Subscribe / Unsubscribe Enewsletters | Login | Register

Pencil Banner

How Kancor curbed losses and saved costs using a mobile app

Ershad Kaleebullah | April 11, 2013
When inaccurate data began to eat at Omnikan’s profits—the marigold managed farming arm of Kancor Ingredients—the company turned to a mobile app and weeded out losses.</p><p>&nbsp;</p>

"The erratic schedules were a cause for concern. We could not possibly process the entire produce in one go and as a result, we ended up losing business," says Ahmed. Omnikan knew it had to make the process real-time and get rid of erratic schedules. There was only one way to do that: Set up a farm management system (FMS) on a private cloud.

Mobile Harvest

Sitting on the cloud, the FMS provided agents and scientists with an interface that could be logged into from different locations in real-time. The FMS was a one-stop shop for agents, scientists, and accounting teams as it covered the entire cycle from registering a farmer to paying the farmer for the produce. Agents had to update the data weekly for scientists to provide their inputs.
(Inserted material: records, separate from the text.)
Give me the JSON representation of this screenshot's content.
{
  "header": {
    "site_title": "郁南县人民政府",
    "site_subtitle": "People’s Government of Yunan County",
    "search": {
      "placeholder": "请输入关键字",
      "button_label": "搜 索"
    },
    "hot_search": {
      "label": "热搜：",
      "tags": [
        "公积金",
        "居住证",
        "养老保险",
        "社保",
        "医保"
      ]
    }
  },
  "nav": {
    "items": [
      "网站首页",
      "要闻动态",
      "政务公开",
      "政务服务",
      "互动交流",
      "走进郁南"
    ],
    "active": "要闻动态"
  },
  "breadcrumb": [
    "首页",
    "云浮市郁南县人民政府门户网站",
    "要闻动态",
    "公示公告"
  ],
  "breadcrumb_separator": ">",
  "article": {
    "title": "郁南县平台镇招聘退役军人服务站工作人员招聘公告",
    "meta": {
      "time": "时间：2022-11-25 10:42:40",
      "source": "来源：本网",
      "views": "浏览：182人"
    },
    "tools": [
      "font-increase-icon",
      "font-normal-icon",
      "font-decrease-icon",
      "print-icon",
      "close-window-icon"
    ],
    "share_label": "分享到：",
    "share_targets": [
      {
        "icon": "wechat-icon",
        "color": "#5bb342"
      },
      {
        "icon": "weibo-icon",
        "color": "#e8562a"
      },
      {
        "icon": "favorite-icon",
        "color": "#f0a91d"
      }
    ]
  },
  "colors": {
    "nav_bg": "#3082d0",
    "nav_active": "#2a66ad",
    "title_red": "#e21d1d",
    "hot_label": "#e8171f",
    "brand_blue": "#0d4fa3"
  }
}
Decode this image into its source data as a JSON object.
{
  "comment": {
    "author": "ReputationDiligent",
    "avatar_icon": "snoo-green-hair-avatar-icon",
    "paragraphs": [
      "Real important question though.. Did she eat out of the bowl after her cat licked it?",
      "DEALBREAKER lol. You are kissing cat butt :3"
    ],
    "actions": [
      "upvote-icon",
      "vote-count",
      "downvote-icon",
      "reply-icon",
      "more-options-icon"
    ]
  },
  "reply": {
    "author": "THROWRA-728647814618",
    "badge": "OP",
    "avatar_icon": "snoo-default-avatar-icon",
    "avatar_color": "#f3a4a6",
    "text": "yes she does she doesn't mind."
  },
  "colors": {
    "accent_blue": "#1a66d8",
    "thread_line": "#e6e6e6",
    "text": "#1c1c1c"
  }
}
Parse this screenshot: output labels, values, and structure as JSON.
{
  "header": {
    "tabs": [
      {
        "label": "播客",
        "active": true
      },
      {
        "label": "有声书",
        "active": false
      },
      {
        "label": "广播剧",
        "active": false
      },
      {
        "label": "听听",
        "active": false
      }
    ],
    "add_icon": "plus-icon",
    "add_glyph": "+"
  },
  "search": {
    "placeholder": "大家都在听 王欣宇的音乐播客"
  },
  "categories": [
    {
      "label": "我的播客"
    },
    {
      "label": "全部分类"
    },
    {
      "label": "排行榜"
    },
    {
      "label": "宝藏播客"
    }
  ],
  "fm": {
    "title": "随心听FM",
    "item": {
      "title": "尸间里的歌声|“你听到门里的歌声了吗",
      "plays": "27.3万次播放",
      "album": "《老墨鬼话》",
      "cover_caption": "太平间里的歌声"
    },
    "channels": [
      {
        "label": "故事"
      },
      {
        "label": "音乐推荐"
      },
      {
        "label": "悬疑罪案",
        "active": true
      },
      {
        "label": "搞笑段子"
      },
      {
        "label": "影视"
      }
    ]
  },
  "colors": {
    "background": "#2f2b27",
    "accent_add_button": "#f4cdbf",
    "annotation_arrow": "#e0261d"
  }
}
Missing the weekly deadline would trigger a reminder SMS that would be sent to agents' phones. But the agents sprung a surprise on Ahmed. It was imperative for agents to physically go to the field to check the development of marigolds but they were sitting at home and updating the FMS from their smartphones. "We didn't realize that the Web-based solution would work on phones and expected agents to enter the data from our office. We got thinking and realized that even though implementing a solution on the smartphone could be a security risk, it would work if we put in some checks and balances and use it to our advantage," he says. Omnikan decided to take the plunge and build an app in-house based on the Android platform for the agents and farmers.

For starters, the company decided to provide agents and farmers--who had more than 5 acres of land to their name--with Huawei smartphones. Providing phones to the farmers simplified the overall process as now they could update the FMS themselves. For smaller farmers, agents would continue visiting fields and sending updates about the development of marigolds. However, the agents were only allowed to perform data entry on the application for security reasons. Initially, agents used to enter data onto the app, which was then stored in a repository. This data would then be uploaded by officials at Omnikan onto the FMS, from where the scientists can view it. To enable real time reporting of data, Ahmed--who had outsourced the development of this to third-party developers--had all the functionalities of the FMS built into the mobile app as well. Today, every stage of the harvest cycle is monitored through the smartphone app and Omnikan can now accurately predict when to expect the final produce. "Accordingly, we schedule our factory operations. When the final produce leaves the farm for our factory, agents weigh the flowers and enter the data into the smartphone. For payments to the farmer, this data is integrated with our ERP," says Ahmed. Omnikan didn't stop at that.


Previous Page  1  2  3  4  Next Page 

Sign up for Computerworld eNewsletters.